- Project plans
- Project activities
- Legislation and standards
- Industry context
Last edited 05 Feb 2019
Damp-proof course DPC
Damp in buildings can cause a number of serious problems, such as:
- Damp patches.
- Mould growth, which is a cause of respiratory allergies.
- Mildew, salts, staining and ‘tide marks’.
- Damage to surface finishes.
- Corrosion and decay of the building fabric.
- Slip hazards.
- Frost damage.
- Poor performance of insulation.
- Damage to equipment, or electrical failure.
The most common causes of persistent damp in buildings are:
Rising damp is caused by capillary action drawing moisture up through the porous elements of a building’s fabric. Rising damp, and some penetrating damp, can be caused by faults to, or the absence of a damp-proof course (DPC) or damp-proof membrane (DPM).
A damp-proof course is a barrier, usually formed by a membrane built into the walls of a property, typically 150 mm above ground level, to prevent damp rising through the walls. Historically, damp-proof courses may have been formed using bitumen, slates, lead, pitch, asphalt or low absorption bricks. They emerged during the Victorian era and are commonly found in buildings from around 1900.
Damp-proof courses are now required in the construction of new buildings to prevent rising damp and in some situations to prevent penetrating damp. Approved document C of the Building Regulations, Site preparation and resistance to contaminants and moisture, suggests that a damp-proof course may be a, ‘…bituminous material, polyethylene, engineering bricks or slates in cement mortar or any other material that will prevent the passage of moisture.’
- Continuous with any damp-proof membrane in the floor.
- At least 150 mm above the level of the adjoining ground if it is in an external wall.
- If it is in an external cavity wall, the cavity should extend at least 225 mm below the damp-proof course, or a cavity tray should be provided with weep holes every 900 mm so that water running down the cavity cannot pass to the inner leaf.
A damp-proof course may also be required:
- In masonry walls below a coping, where the coping is constructed from a material that is not impervious to water.
- In the joints between walls and door and window frames.
- In suspended timber ground floors between the timber and materials that can carry moisture from the ground.
The absence of a damp-proof course in older buildings can be rectified by creating a moisture-impermeable layer, either by the insertion of a damp-proof course, or by the injection of water-repellent chemicals. Treatment generally also involves remedial work to any corroded or decayed elements of the building fabric, as well as hacking off and replacing existing plaster to a height of 1 m.

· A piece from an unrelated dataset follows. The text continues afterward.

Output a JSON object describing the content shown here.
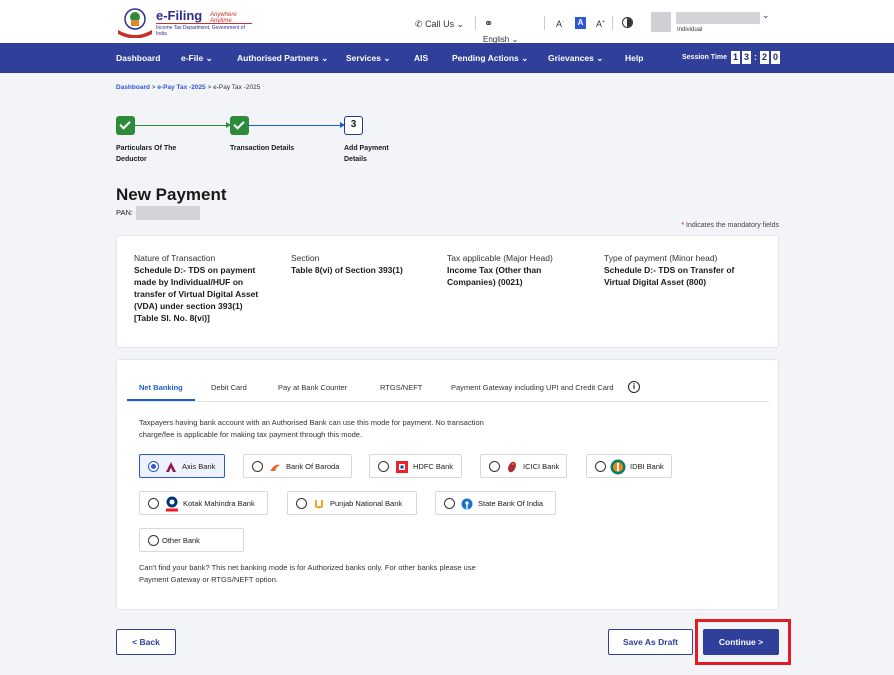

However, damp in older buildings is actually often caused by a leak or a defect in the wall construction, such as a cracking, rather than by rising damp, and this may not be rectified by the insertion of a damp-proof course. It is important therefore that any defects are identified and corrected first before accepting the cost and disruption of inserting a damp-proof course.
Where it is not possible to insert a damp-proof course 150 mm above the external ground level, for example if the building has a solid external wall and the internal floor level is less than 150 mm above the external ground level, external drainage solutions may be necessary, such as the installation of a french drain.

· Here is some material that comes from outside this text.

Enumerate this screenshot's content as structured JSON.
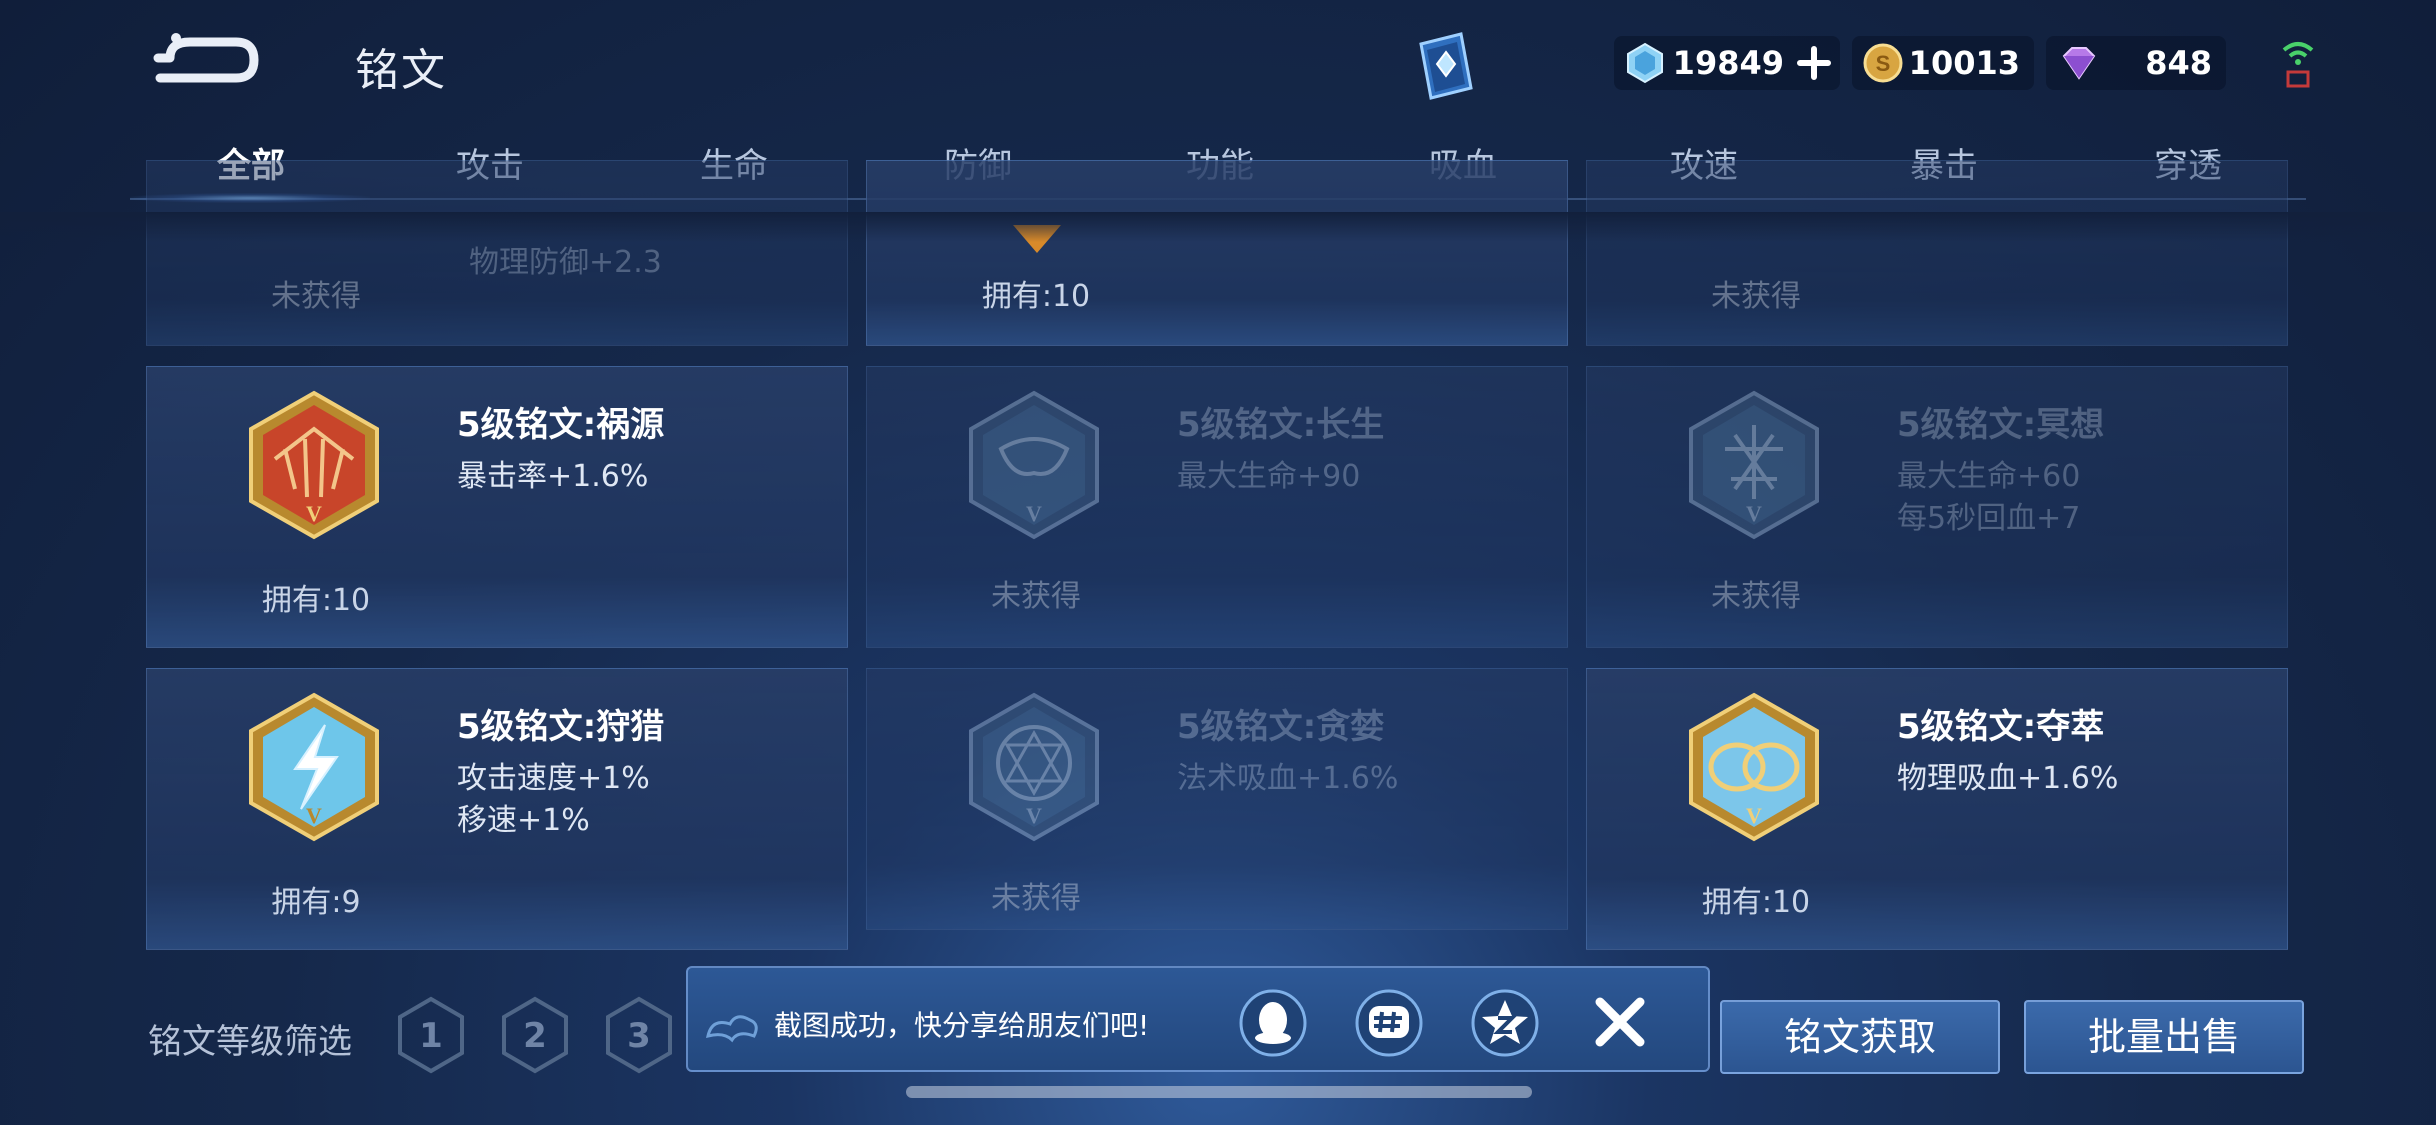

 Find out more
 Related articles on Designing Buildings Wiki
- Breather membrane.
- Building damp-free cavity walls.
- Cavity tray.

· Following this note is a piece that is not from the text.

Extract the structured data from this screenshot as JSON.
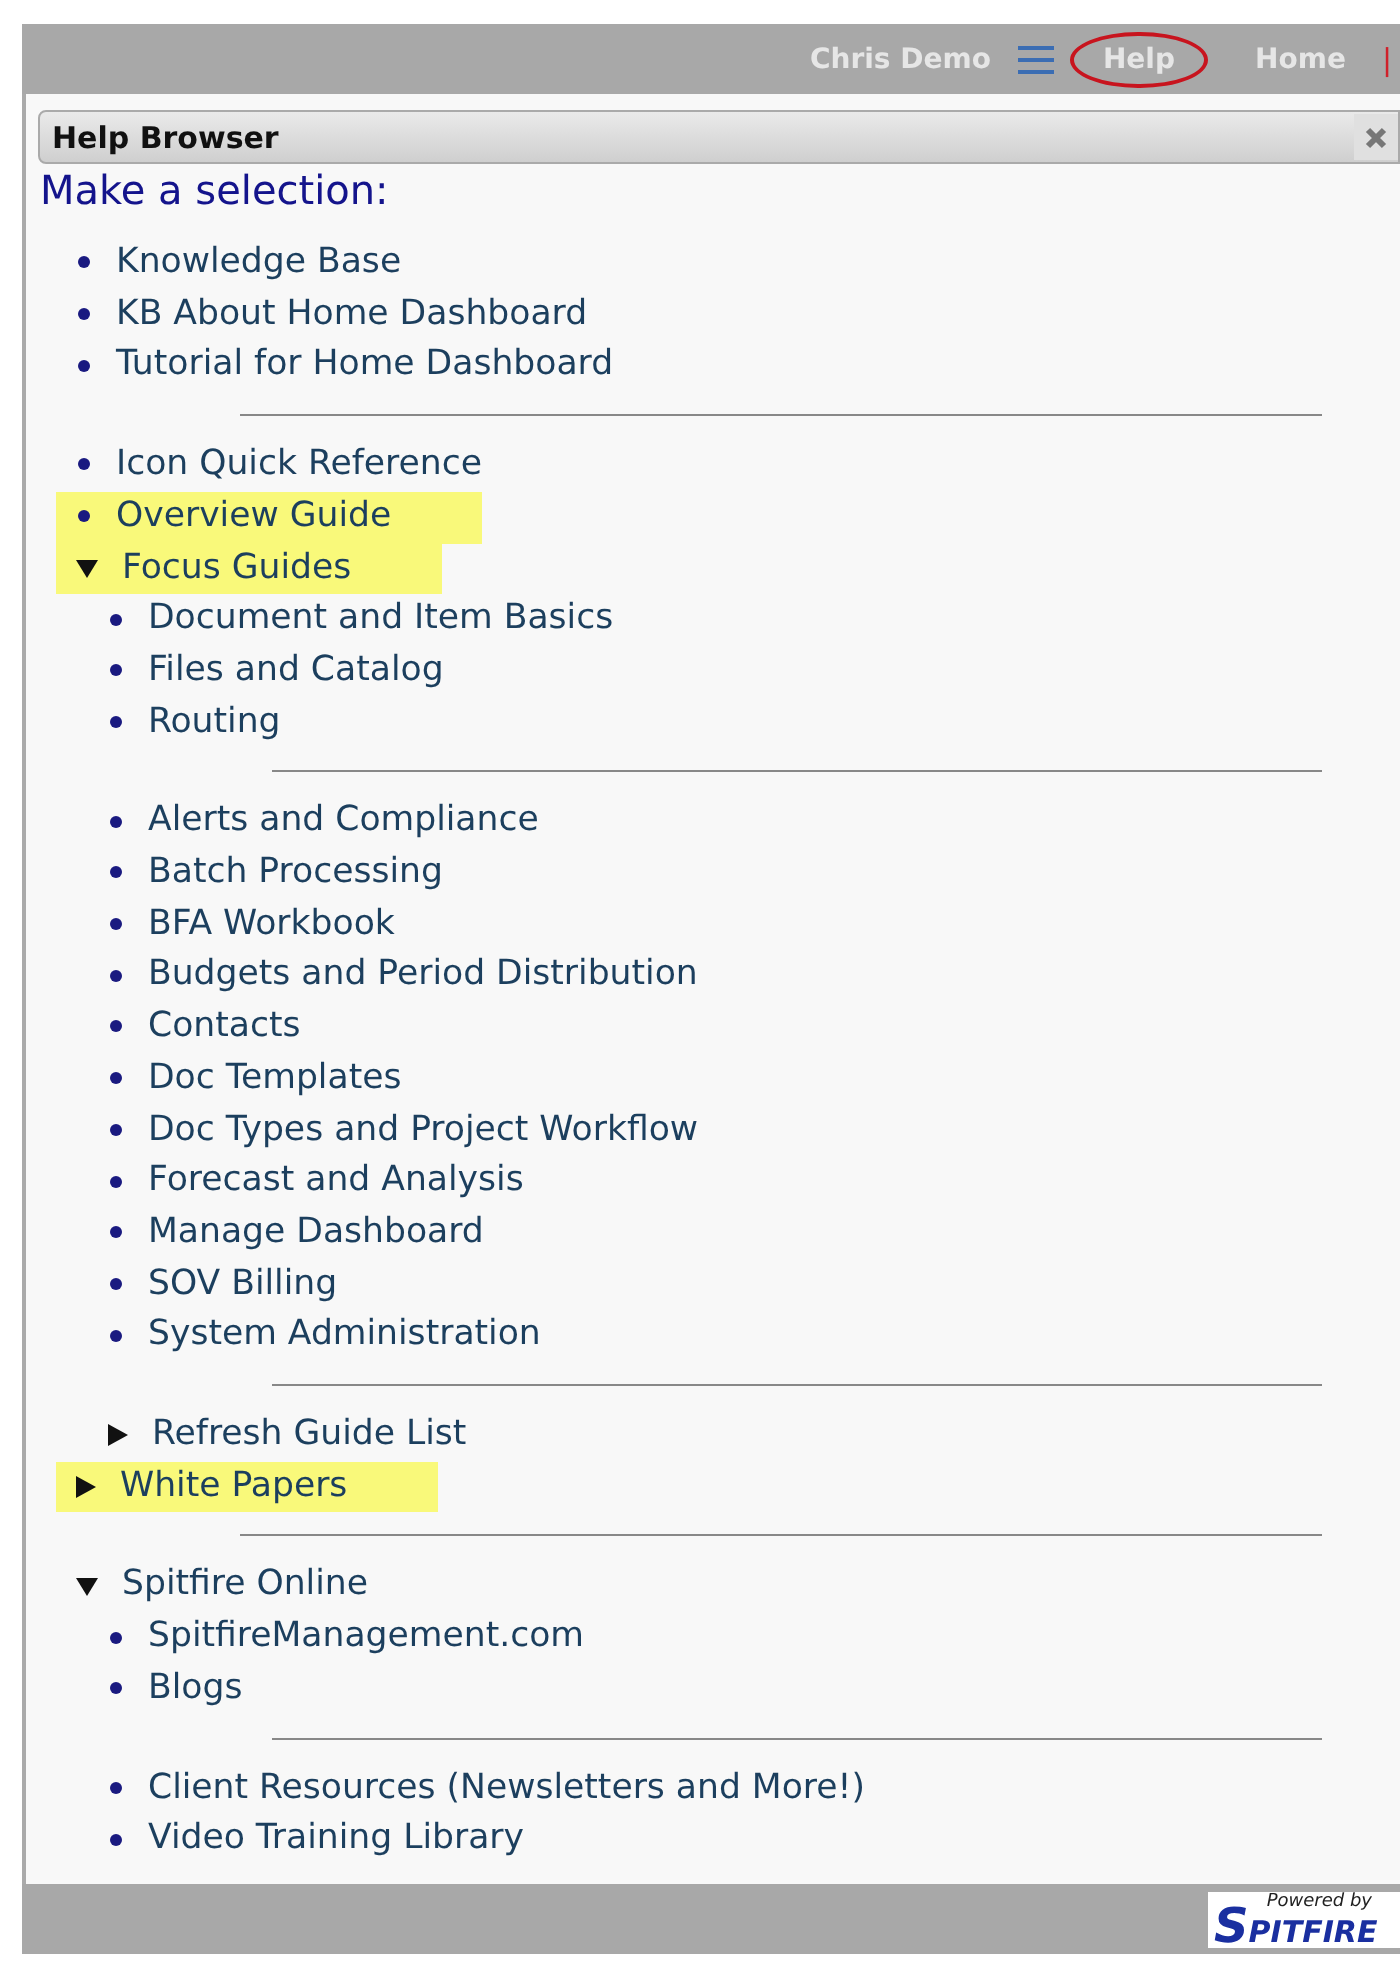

- Cavity wall.
- Chemical injected DPC.
- Cold bridge
- Damp proof membrane.
- Defects in brickwork
- Defects in stonework.
- Dew point.
- French drain.
- Interstitial condensation.
- Penetrating damp.
- Rising damp.
- Rising damp in walls - diagnosis and treatment (DG 245).
- Vapour barrier.
- Wall ties.
- Wall tie failure.
- Weep hole.
Featured articles and news
Indoor environments should provide a multi-sensory experience.
We have a great range of introductory articles written by ECA.
7 of the most common myths, busted.
Consider a career in the electrotechnical industry.
Exploring local assets of community significance. Book review.
Wood-burning stoves should not be used in thatch-roofed buildings.
Servitisation, smart systems and connectivity.
What happens to the Construction Products Regulation if there is no Brexit deal.
The first step to long-term prosperity.
The status and rights of employees in construction
Continuing to share environmental best practice.